WORK TO BE COMPLETED: Every record below must be written out exactly. Leave out the pictures.

INPUT:
· · · · · · ·

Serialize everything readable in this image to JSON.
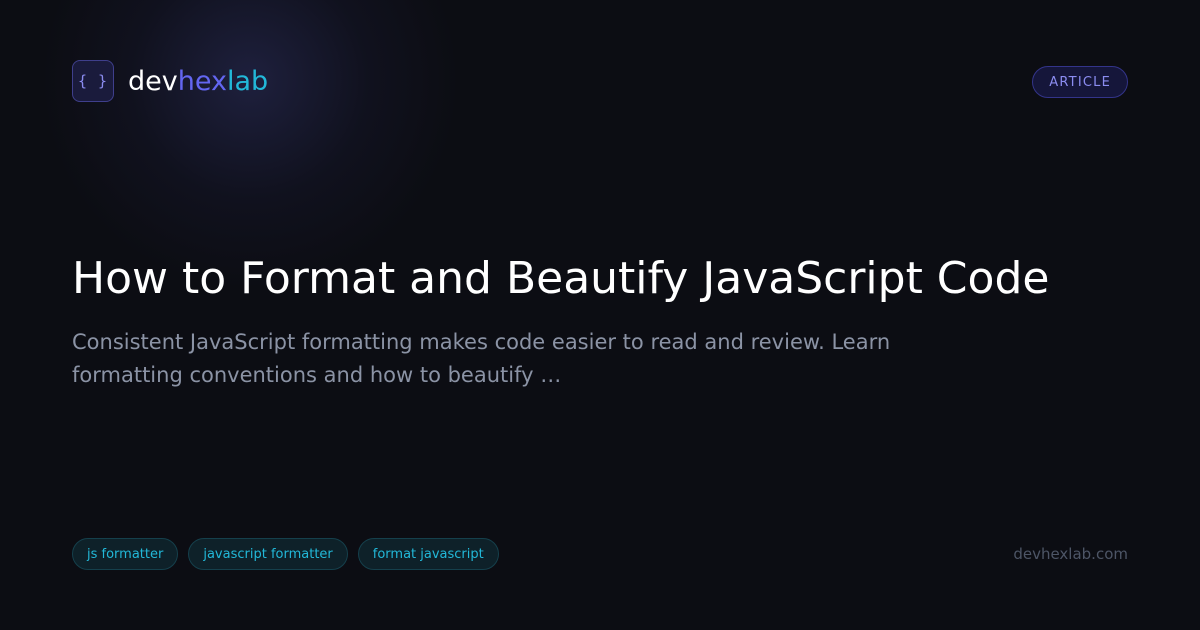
{
  "brand": {
    "logo_glyph": "{ }",
    "name_part1": "dev",
    "name_part2": "hex",
    "name_part3": "lab",
    "colors": {
      "part1": "#ffffff",
      "part2": "#6366f1",
      "part3": "#22b8d8"
    }
  },
  "badge": {
    "label": "ARTICLE"
  },
  "article": {
    "title": "How to Format and Beautify JavaScript Code",
    "description": "Consistent JavaScript formatting makes code easier to read and review. Learn formatting conventions and how to beautify …"
  },
  "tags": [
    "js formatter",
    "javascript formatter",
    "format javascript"
  ],
  "footer": {
    "domain": "devhexlab.com"
  },
  "colors": {
    "background": "#0c0d13",
    "accent_indigo": "#6366f1",
    "accent_cyan": "#22b8d8",
    "muted_text": "#8b93a5"
  }
}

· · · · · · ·

EXERCISE SOLUTION:
Serialize everything readable in this image to JSON.
{
  "brand": {
    "logo_glyph": "{ }",
    "name_part1": "dev",
    "name_part2": "hex",
    "name_part3": "lab",
    "colors": {
      "part1": "#ffffff",
      "part2": "#6366f1",
      "part3": "#22b8d8"
    }
  },
  "badge": {
    "label": "ARTICLE"
  },
  "article": {
    "title": "How to Format and Beautify JavaScript Code",
    "description": "Consistent JavaScript formatting makes code easier to read and review. Learn formatting conventions and how to beautify …"
  },
  "tags": [
    "js formatter",
    "javascript formatter",
    "format javascript"
  ],
  "footer": {
    "domain": "devhexlab.com"
  },
  "colors": {
    "background": "#0c0d13",
    "accent_indigo": "#6366f1",
    "accent_cyan": "#22b8d8",
    "muted_text": "#8b93a5"
  }
}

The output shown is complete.